**** The records

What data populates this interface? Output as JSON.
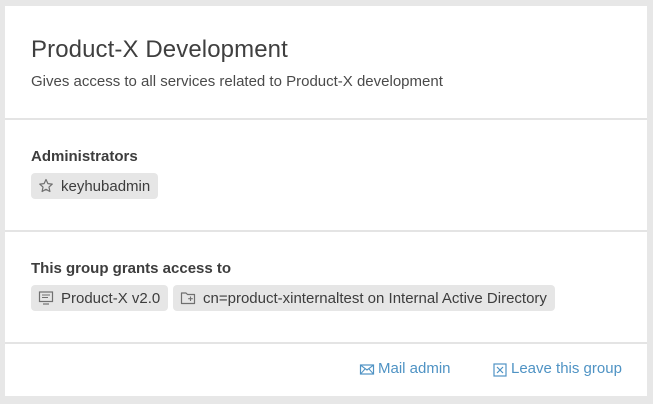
{
  "group": {
    "title": "Product-X Development",
    "description": "Gives access to all services related to Product-X development"
  },
  "administrators": {
    "heading": "Administrators",
    "items": [
      {
        "label": "keyhubadmin",
        "icon": "star-icon"
      }
    ]
  },
  "access": {
    "heading": "This group grants access to",
    "items": [
      {
        "label": "Product-X v2.0",
        "icon": "application-icon"
      },
      {
        "label": "cn=product-xinternaltest on Internal Active Directory",
        "icon": "directory-group-icon"
      }
    ]
  },
  "actions": {
    "mail_admin": {
      "label": "Mail admin",
      "icon": "mail-icon"
    },
    "leave_group": {
      "label": "Leave this group",
      "icon": "close-box-icon"
    }
  },
  "colors": {
    "link": "#4f93c4",
    "tag_background": "#e6e6e6",
    "page_background": "#e7e7e7"
  }
}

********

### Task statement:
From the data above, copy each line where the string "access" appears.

### Task solution:
    "description": "Gives access to all services related to Product-X development"
  "access": {
    "heading": "This group grants access to",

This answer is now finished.